  • Special waste: medicines, solvents, batteries, energy-saving lamps, fluorescent tubes, pesticides and half-emptied containers of paints and adhesives. In some cities, there are pick-up services available for collecting such waste, but in other cities you have to personally take it to the recycling depot. You can learn more by asking your municipality. Energy-saving lamps, LED and batteries could be also disposed of at drugstores and hardware stores.
  • Electrical scrap: All devices through which electric current flows. In some federal states and cities, there are collecting containers for smaller electrical appliances, in the others, one has to go to a depot or wait for the pick-up service. You can learn more by asking your municipality. To dispose of small electronic devices (such as cell phones or MP3 players), you can also hand them to large electronics stores. Larger appliances, however, are only accepted by electronics stores if you buy a similar new product there.
  • Bulky waste: bulky items and household appliances which do not fit in normal bins due to their size or weight. They could be Items of metal, wood or just substantial chunks of residual waste. You can take these items to a recycling depot personally. In many cities, there are specific schedules for picking up the bulky waste. The best is to ask the municipality in your area.
  • Old clothing items: In every German city, there are clothing containers in which one can dispose of the unwanted but usable clothes. On the Website of the German Red Cross you can find a donation container for clothes nearby.
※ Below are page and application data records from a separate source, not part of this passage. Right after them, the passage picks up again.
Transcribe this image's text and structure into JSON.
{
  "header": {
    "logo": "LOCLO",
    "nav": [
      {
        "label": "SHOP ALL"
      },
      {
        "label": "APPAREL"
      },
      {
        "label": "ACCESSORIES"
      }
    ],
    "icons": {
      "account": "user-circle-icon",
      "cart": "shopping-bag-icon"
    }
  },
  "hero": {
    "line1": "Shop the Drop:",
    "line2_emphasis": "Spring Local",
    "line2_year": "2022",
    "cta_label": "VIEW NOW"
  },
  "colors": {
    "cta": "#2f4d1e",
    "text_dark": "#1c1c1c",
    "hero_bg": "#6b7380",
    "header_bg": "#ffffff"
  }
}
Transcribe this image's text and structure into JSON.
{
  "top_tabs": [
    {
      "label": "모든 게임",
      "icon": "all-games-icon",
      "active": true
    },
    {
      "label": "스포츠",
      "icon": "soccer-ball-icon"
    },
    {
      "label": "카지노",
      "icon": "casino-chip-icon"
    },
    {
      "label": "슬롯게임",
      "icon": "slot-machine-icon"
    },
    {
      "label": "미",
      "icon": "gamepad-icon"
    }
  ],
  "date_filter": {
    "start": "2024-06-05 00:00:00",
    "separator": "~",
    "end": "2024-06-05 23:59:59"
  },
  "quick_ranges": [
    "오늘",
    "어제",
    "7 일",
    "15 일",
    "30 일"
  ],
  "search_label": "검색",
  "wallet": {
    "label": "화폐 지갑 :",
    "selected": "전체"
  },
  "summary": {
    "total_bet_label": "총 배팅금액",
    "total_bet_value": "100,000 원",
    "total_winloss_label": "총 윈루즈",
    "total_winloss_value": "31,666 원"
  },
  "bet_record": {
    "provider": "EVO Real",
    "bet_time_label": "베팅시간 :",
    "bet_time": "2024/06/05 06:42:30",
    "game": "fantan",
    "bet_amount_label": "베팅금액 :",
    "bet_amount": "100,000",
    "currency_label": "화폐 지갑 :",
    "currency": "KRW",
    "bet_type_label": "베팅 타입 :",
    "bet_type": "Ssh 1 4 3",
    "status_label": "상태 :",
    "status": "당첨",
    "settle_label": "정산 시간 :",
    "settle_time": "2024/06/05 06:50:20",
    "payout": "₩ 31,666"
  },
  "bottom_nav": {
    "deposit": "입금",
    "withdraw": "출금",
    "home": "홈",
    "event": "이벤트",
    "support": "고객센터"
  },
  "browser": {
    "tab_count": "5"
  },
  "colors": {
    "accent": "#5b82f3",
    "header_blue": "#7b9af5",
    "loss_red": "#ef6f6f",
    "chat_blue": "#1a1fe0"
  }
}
How can I reduce waste?

A few tips to avoid waste production by conscious consumption:

  • buy regional products without plastic packaging,
  • purchase durable goods and buy less,
  • get a lunchbox and hot/cold drink container for the road,
  • use baskets and fabric shopping bags instead of plastic bags,
  • exchange, borrow and repair items- this way, you can also save money.

Further pro-environmental ideas are available on http://www.refugeeguide.de in various languages. If you would like to get involved in environmental protection and preservation, you can find plenty of regional projects nearby on the website of the Nature and Biodiversity Conservation Union or Naturschutzbund.